Roborovski dwarf hamsters are extremely shy by nature, so avoid loud noises or sudden movements. It is best to acquire them at a young age so that they will get used to you.

However, they don’t bite as much as some hamster breeds when they interact with them; let them be the boss so they don’t get scared.

Over the years they have evolved to be active at dawn and dusk, this is known as “crepuscular” so it is best to avoid bright lights.

You can use red lights in or near their cage if you want to look at them because their eyes are not able to see the red light so it will not disturb them.

5. Chinese Dwarf Hamster or Rat Hamster

Chinese dwarf hamster

Genus: Cricetulus griseus

Like the Roborovski, the Chinese dwarf hamster is native to the deserts of China and Mongolia, however, they are slightly larger averaging 4 inches long.

They appear longer and thinner than other hamsters and they also have the longest tails.

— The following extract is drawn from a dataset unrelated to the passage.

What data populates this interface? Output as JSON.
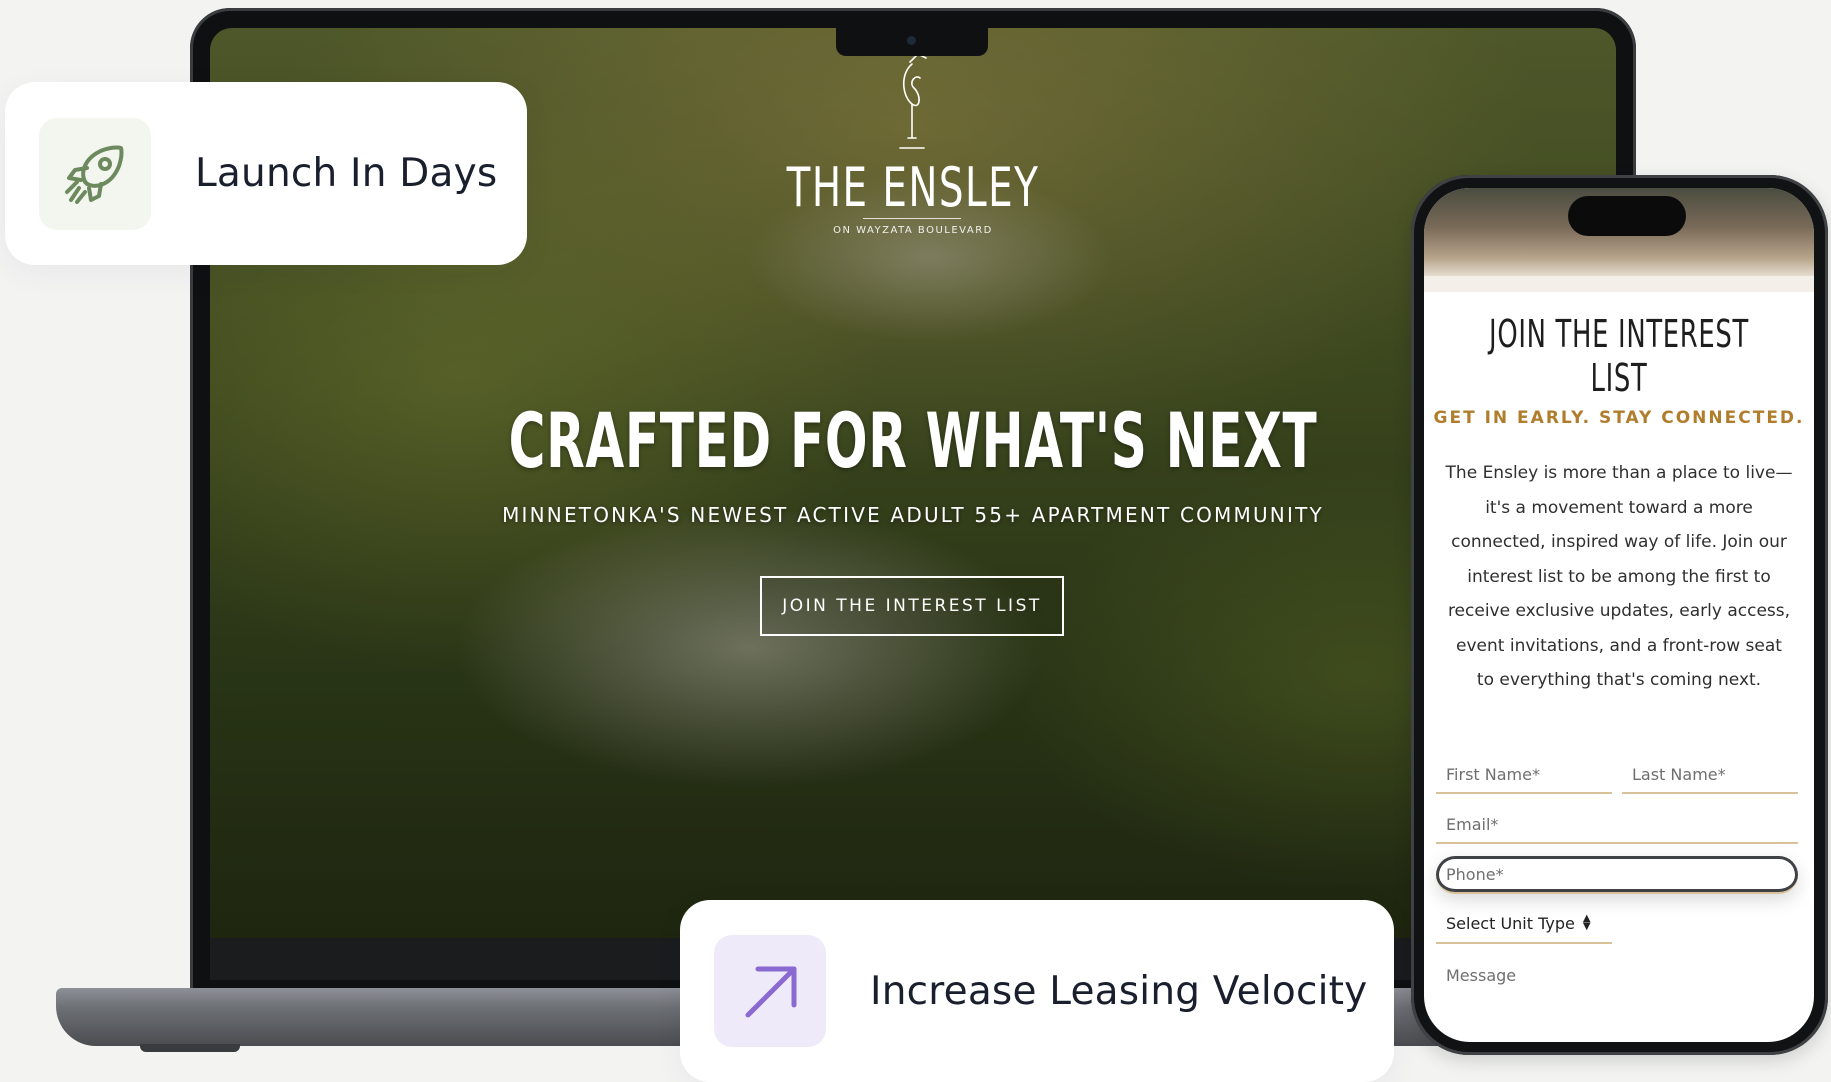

In the wild, Chinese hamster’s fur is mostly brown with a black stripe running down their back and black and gray spots throughout. Their belly is usually a bit whiter.

Chinese hamsters are sometimes confused with rats since their structure and coloration are very similar.

In captivity they have been bred in 3 variations; the wild coloration described above, a completely white variety with black eyes, and a light gray variety with a darker stripe running down its back.

Size and Lifespan

Size: Average 4 inches

Lifespan: Up to 3 years in captivity


Chinese hamsters can be unfriendly and skittish at first, but once tamed they are extremely soft and calm, and they enjoy holding onto your finger with all four legs.

Like the Roborovskis, they are very fast and agile, which means they need a larger cage with lots of toys and equipment so they can stay active.

Because they are thinner, Chinese hamsters can also escape through the bars of most hamster cages, so something with solid walls is required.

If you want to have more than one in a cage, it must be large enough so that each one has its own space.

You should also introduce them at a young age, as the Chinese hamster is not as social or friendly as other breeds of hamsters.